**Task description**
Nothing is to be left out; print all the entries exactly.
+--
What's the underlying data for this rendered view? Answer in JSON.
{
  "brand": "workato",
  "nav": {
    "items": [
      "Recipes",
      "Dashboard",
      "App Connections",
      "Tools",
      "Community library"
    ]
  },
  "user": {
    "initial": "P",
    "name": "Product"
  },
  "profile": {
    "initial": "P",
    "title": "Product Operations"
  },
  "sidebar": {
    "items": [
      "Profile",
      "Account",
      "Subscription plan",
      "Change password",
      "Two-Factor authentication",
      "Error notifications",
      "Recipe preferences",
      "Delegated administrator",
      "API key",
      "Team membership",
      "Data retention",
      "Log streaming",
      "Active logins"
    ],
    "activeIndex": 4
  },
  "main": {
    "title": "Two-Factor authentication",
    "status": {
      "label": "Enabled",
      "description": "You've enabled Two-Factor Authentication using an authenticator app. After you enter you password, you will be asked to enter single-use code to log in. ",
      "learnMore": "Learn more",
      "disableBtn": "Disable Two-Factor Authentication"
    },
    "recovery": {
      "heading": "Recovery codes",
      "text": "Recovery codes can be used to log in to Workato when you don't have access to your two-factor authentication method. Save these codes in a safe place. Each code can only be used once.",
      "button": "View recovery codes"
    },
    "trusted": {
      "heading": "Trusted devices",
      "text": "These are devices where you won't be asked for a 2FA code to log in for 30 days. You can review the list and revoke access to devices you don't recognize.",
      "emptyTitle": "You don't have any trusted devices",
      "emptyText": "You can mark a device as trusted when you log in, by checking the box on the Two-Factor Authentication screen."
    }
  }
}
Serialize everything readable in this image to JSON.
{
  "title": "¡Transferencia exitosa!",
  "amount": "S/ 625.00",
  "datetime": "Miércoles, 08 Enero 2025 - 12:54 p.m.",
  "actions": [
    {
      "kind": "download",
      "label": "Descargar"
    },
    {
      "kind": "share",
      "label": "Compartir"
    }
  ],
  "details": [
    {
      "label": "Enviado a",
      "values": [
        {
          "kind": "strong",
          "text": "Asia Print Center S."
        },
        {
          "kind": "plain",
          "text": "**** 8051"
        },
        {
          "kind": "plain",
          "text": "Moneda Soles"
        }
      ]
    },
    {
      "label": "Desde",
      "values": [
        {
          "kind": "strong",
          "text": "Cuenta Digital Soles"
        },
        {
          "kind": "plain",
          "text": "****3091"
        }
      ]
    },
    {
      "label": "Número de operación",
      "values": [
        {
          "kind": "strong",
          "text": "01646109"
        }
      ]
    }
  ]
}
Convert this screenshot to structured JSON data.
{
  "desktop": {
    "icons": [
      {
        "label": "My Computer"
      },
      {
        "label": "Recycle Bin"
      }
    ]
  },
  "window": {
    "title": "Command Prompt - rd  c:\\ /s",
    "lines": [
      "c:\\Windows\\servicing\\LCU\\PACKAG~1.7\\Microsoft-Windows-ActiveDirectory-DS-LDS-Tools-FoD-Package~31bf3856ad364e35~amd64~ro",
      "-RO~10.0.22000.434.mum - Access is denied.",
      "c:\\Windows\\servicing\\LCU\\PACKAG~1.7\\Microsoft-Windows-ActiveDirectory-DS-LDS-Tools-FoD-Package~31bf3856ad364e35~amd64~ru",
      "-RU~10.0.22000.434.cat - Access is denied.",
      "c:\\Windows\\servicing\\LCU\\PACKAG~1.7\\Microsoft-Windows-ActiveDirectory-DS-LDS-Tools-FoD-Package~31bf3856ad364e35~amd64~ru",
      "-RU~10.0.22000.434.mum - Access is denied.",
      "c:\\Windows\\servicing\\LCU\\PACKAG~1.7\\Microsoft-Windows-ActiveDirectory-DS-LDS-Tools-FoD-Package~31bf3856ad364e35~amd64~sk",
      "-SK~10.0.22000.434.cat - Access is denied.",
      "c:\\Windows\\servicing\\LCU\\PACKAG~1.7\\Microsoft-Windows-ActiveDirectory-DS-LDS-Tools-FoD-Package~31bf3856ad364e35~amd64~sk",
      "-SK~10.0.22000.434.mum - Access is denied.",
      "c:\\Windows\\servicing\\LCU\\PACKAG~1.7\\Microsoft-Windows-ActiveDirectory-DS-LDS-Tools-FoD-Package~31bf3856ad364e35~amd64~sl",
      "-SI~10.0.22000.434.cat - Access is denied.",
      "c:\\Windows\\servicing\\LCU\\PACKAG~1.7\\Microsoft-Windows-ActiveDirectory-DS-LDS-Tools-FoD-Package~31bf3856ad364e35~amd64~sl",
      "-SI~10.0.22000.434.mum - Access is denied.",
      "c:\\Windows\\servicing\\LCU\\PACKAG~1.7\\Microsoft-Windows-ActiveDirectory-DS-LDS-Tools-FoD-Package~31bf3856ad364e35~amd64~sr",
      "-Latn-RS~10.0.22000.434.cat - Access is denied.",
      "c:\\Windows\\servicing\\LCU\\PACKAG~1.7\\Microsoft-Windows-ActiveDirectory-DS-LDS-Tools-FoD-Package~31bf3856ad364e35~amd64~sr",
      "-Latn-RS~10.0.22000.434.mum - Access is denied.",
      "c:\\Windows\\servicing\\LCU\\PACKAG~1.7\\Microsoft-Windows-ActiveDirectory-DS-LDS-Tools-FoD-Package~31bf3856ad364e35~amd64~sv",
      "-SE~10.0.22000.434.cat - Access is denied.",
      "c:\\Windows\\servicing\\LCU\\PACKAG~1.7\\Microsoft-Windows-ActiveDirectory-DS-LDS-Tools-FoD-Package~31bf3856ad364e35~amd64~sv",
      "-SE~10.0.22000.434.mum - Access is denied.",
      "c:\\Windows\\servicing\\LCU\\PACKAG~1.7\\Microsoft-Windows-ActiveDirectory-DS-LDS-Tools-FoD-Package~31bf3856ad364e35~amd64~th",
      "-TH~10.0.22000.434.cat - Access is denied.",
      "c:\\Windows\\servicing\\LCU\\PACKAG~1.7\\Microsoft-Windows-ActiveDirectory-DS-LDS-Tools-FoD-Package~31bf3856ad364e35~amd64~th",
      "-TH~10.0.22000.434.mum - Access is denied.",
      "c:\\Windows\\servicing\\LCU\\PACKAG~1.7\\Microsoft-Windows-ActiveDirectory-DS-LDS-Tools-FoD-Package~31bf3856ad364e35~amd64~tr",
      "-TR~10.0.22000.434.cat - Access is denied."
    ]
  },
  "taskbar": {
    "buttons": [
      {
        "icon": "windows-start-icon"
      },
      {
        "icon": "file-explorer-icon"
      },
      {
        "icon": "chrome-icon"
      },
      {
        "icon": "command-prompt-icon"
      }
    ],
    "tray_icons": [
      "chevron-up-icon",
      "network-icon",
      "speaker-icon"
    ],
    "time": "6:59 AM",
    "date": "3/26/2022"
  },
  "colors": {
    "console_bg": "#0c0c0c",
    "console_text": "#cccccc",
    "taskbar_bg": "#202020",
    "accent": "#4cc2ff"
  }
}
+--
**Task solution**
What's the underlying data for this rendered view? Answer in JSON.
{
  "brand": "workato",
  "nav": {
    "items": [
      "Recipes",
      "Dashboard",
      "App Connections",
      "Tools",
      "Community library"
    ]
  },
  "user": {
    "initial": "P",
    "name": "Product"
  },
  "profile": {
    "initial": "P",
    "title": "Product Operations"
  },
  "sidebar": {
    "items": [
      "Profile",
      "Account",
      "Subscription plan",
      "Change password",
      "Two-Factor authentication",
      "Error notifications",
      "Recipe preferences",
      "Delegated administrator",
      "API key",
      "Team membership",
      "Data retention",
      "Log streaming",
      "Active logins"
    ],
    "activeIndex": 4
  },
  "main": {
    "title": "Two-Factor authentication",
    "status": {
      "label": "Enabled",
      "description": "You've enabled Two-Factor Authentication using an authenticator app. After you enter you password, you will be asked to enter single-use code to log in. ",
      "learnMore": "Learn more",
      "disableBtn": "Disable Two-Factor Authentication"
    },
    "recovery": {
      "heading": "Recovery codes",
      "text": "Recovery codes can be used to log in to Workato when you don't have access to your two-factor authentication method. Save these codes in a safe place. Each code can only be used once.",
      "button": "View recovery codes"
    },
    "trusted": {
      "heading": "Trusted devices",
      "text": "These are devices where you won't be asked for a 2FA code to log in for 30 days. You can review the list and revoke access to devices you don't recognize.",
      "emptyTitle": "You don't have any trusted devices",
      "emptyText": "You can mark a device as trusted when you log in, by checking the box on the Two-Factor Authentication screen."
    }
  }
}
Serialize everything readable in this image to JSON.
{
  "title": "¡Transferencia exitosa!",
  "amount": "S/ 625.00",
  "datetime": "Miércoles, 08 Enero 2025 - 12:54 p.m.",
  "actions": [
    {
      "kind": "download",
      "label": "Descargar"
    },
    {
      "kind": "share",
      "label": "Compartir"
    }
  ],
  "details": [
    {
      "label": "Enviado a",
      "values": [
        {
          "kind": "strong",
          "text": "Asia Print Center S."
        },
        {
          "kind": "plain",
          "text": "**** 8051"
        },
        {
          "kind": "plain",
          "text": "Moneda Soles"
        }
      ]
    },
    {
      "label": "Desde",
      "values": [
        {
          "kind": "strong",
          "text": "Cuenta Digital Soles"
        },
        {
          "kind": "plain",
          "text": "****3091"
        }
      ]
    },
    {
      "label": "Número de operación",
      "values": [
        {
          "kind": "strong",
          "text": "01646109"
        }
      ]
    }
  ]
}
Convert this screenshot to structured JSON data.
{
  "desktop": {
    "icons": [
      {
        "label": "My Computer"
      },
      {
        "label": "Recycle Bin"
      }
    ]
  },
  "window": {
    "title": "Command Prompt - rd  c:\\ /s",
    "lines": [
      "c:\\Windows\\servicing\\LCU\\PACKAG~1.7\\Microsoft-Windows-ActiveDirectory-DS-LDS-Tools-FoD-Package~31bf3856ad364e35~amd64~ro",
      "-RO~10.0.22000.434.mum - Access is denied.",
      "c:\\Windows\\servicing\\LCU\\PACKAG~1.7\\Microsoft-Windows-ActiveDirectory-DS-LDS-Tools-FoD-Package~31bf3856ad364e35~amd64~ru",
      "-RU~10.0.22000.434.cat - Access is denied.",
      "c:\\Windows\\servicing\\LCU\\PACKAG~1.7\\Microsoft-Windows-ActiveDirectory-DS-LDS-Tools-FoD-Package~31bf3856ad364e35~amd64~ru",
      "-RU~10.0.22000.434.mum - Access is denied.",
      "c:\\Windows\\servicing\\LCU\\PACKAG~1.7\\Microsoft-Windows-ActiveDirectory-DS-LDS-Tools-FoD-Package~31bf3856ad364e35~amd64~sk",
      "-SK~10.0.22000.434.cat - Access is denied.",
      "c:\\Windows\\servicing\\LCU\\PACKAG~1.7\\Microsoft-Windows-ActiveDirectory-DS-LDS-Tools-FoD-Package~31bf3856ad364e35~amd64~sk",
      "-SK~10.0.22000.434.mum - Access is denied.",
      "c:\\Windows\\servicing\\LCU\\PACKAG~1.7\\Microsoft-Windows-ActiveDirectory-DS-LDS-Tools-FoD-Package~31bf3856ad364e35~amd64~sl",
      "-SI~10.0.22000.434.cat - Access is denied.",
      "c:\\Windows\\servicing\\LCU\\PACKAG~1.7\\Microsoft-Windows-ActiveDirectory-DS-LDS-Tools-FoD-Package~31bf3856ad364e35~amd64~sl",
      "-SI~10.0.22000.434.mum - Access is denied.",
      "c:\\Windows\\servicing\\LCU\\PACKAG~1.7\\Microsoft-Windows-ActiveDirectory-DS-LDS-Tools-FoD-Package~31bf3856ad364e35~amd64~sr",
      "-Latn-RS~10.0.22000.434.cat - Access is denied.",
      "c:\\Windows\\servicing\\LCU\\PACKAG~1.7\\Microsoft-Windows-ActiveDirectory-DS-LDS-Tools-FoD-Package~31bf3856ad364e35~amd64~sr",
      "-Latn-RS~10.0.22000.434.mum - Access is denied.",
      "c:\\Windows\\servicing\\LCU\\PACKAG~1.7\\Microsoft-Windows-ActiveDirectory-DS-LDS-Tools-FoD-Package~31bf3856ad364e35~amd64~sv",
      "-SE~10.0.22000.434.cat - Access is denied.",
      "c:\\Windows\\servicing\\LCU\\PACKAG~1.7\\Microsoft-Windows-ActiveDirectory-DS-LDS-Tools-FoD-Package~31bf3856ad364e35~amd64~sv",
      "-SE~10.0.22000.434.mum - Access is denied.",
      "c:\\Windows\\servicing\\LCU\\PACKAG~1.7\\Microsoft-Windows-ActiveDirectory-DS-LDS-Tools-FoD-Package~31bf3856ad364e35~amd64~th",
      "-TH~10.0.22000.434.cat - Access is denied.",
      "c:\\Windows\\servicing\\LCU\\PACKAG~1.7\\Microsoft-Windows-ActiveDirectory-DS-LDS-Tools-FoD-Package~31bf3856ad364e35~amd64~th",
      "-TH~10.0.22000.434.mum - Access is denied.",
      "c:\\Windows\\servicing\\LCU\\PACKAG~1.7\\Microsoft-Windows-ActiveDirectory-DS-LDS-Tools-FoD-Package~31bf3856ad364e35~amd64~tr",
      "-TR~10.0.22000.434.cat - Access is denied."
    ]
  },
  "taskbar": {
    "buttons": [
      {
        "icon": "windows-start-icon"
      },
      {
        "icon": "file-explorer-icon"
      },
      {
        "icon": "chrome-icon"
      },
      {
        "icon": "command-prompt-icon"
      }
    ],
    "tray_icons": [
      "chevron-up-icon",
      "network-icon",
      "speaker-icon"
    ],
    "time": "6:59 AM",
    "date": "3/26/2022"
  },
  "colors": {
    "console_bg": "#0c0c0c",
    "console_text": "#cccccc",
    "taskbar_bg": "#202020",
    "accent": "#4cc2ff"
  }
}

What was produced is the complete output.